Created by an independent board and first observed in 2018, it's one of those small commemorative holidays that trends on Twitter in hopes of drawing attention to a pressing social issue, like International Women's Day (March 8th) or the ever so serious National Taco Day (October 4).
But Pronouns Day in particular "seeks to make respecting, sharing, and educating about personal pronouns commonplace." The organization's website further describes, "Referring to people by the pronouns they determine for themselves is basic to human dignity. Being referred to by the wrong pronouns particularly affects transgender and gender nonconforming people. Together, we can transform society to celebrate people's multiple, intersecting identities."
But in the words of nonbinary activist and Trevor Project's Head of Advocacy and Government Afairs, Sam Brenton, "Pronouns are hard." Never before have pronouns been scrutinized as closely as they are in 2019 for their power to (in)validate or accurately describe something as fluid as gender identity. In fact, it was only this year that the Merriam-Webster Dictionary expanded the definition of "they" "to refer to a single person whose gender identity is nonbinary" (thus codifying a long history in English language of using "they" to refer to a singular non-gendered entity).
‘Everyone has the responsibility to be respectful.’ — The @TrevorProject’s Sam Brinton is explaining why pronouns a… https://t.co/pMMO8KRvBR— NowThis (@NowThis)1571253180.0
But throwing an additional wrench in the works is the fact that not all non-binary people prefer gender-neutral pronouns.
Take me, for instance: Despite having female biology, I couldn't pass a lie detector test saying I'm a "woman." But my pragmatic, Puritan family is still endearingly confused by the idea of "liberal arts," let alone the notion of gender fluidity.

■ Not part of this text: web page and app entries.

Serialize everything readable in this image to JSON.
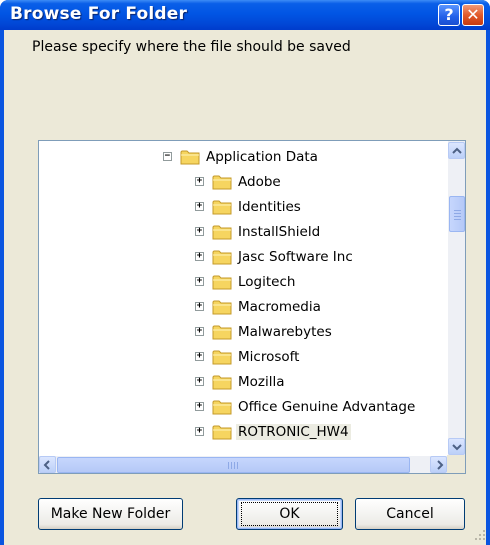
{
  "window": {
    "title": "Browse For Folder",
    "help_button": "?",
    "close_button": "✕"
  },
  "prompt": "Please specify where the file should be saved",
  "tree": {
    "items": [
      {
        "label": "Application Data",
        "expander": "−",
        "level": 1
      },
      {
        "label": "Adobe",
        "expander": "+",
        "level": 2
      },
      {
        "label": "Identities",
        "expander": "+",
        "level": 2
      },
      {
        "label": "InstallShield",
        "expander": "+",
        "level": 2
      },
      {
        "label": "Jasc Software Inc",
        "expander": "+",
        "level": 2
      },
      {
        "label": "Logitech",
        "expander": "+",
        "level": 2
      },
      {
        "label": "Macromedia",
        "expander": "+",
        "level": 2
      },
      {
        "label": "Malwarebytes",
        "expander": "+",
        "level": 2
      },
      {
        "label": "Microsoft",
        "expander": "+",
        "level": 2
      },
      {
        "label": "Mozilla",
        "expander": "+",
        "level": 2
      },
      {
        "label": "Office Genuine Advantage",
        "expander": "+",
        "level": 2
      },
      {
        "label": "ROTRONIC_HW4",
        "expander": "+",
        "level": 2,
        "selected": true
      }
    ]
  },
  "buttons": {
    "new_folder": "Make New Folder",
    "ok": "OK",
    "cancel": "Cancel"
  },
  "colors": {
    "titlebar": "#0155e4",
    "dialog_bg": "#ece9d8",
    "folder_yellow": "#f6d560"
  }
}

And I'd rather share a communal language with them than do the emotional and mental labor of re-orienting their worldview for them. Plus, I have the privilege of passing as female without feeling too, too, terribly dysphoric (which non-binary people can definitely suffer from, despite not identifying as trans).
But enough about me, look at Queer Eye's beloved Jonathan Van Ness. While he's been outspoken about being genderqueer, gay, and HIV positive, he prefers he/him pronouns. "The older I get, the more I think that I'm nonbinary," Van Ness said. "I'm gender nonconforming. Like, some days I feel like a man, but then other days I feel like a woman." As he told Out magazine, he doesn't identify as a man, but he does prefer "he/him/his" pronouns. In his view, those pronouns don't detract from or contradict his non-binary identity, because gender is not about simple binaries between masculine and feminine identifiers. "Any opportunity I have to break down stereotypes of the binary, I am down for it, I'm here for it," he said. "I think that a lot of times gender is used to separate and divide. It's this social construct that I don't really feel like I fit into the way I used to."
On the other hand, last month non-binary singer Sam Smith announced that their preferred pronouns are "they/them." Smith posted to Instagram, "I've decided I am changing my pronouns to THEY/THEM ❤ after a lifetime of being at war with my gender I've decided to embrace myself for who I am, inside and out." People like Smith and Trevor Project's Sam Brenton simply feel more validated, seen, heard, and true to themselves with gender-neutral pronouns. Smith wrote, "I'm so excited and privileged to be surrounded by people that support me in this decision but I've been very nervous about announcing this because I care too much about what people think but f*ck it!"
Most importantly, as pretty much every non-binary person and activist is aware, changing cultural norms is hard. While LGBTQ+ activism is inspired and passionate and dedicated to expanding human rights to all gender identities, we all know that changing society's entire understanding of gender and pronoun usage is about slowly opening minds. As Smith wrote, "I understand there will be many mistakes and mis gendering but all I ask is you please please try. I hope you can see me like I see myself now. Thank you." Happy Pronouns Day to you/him/her/they/(f)aer/zim.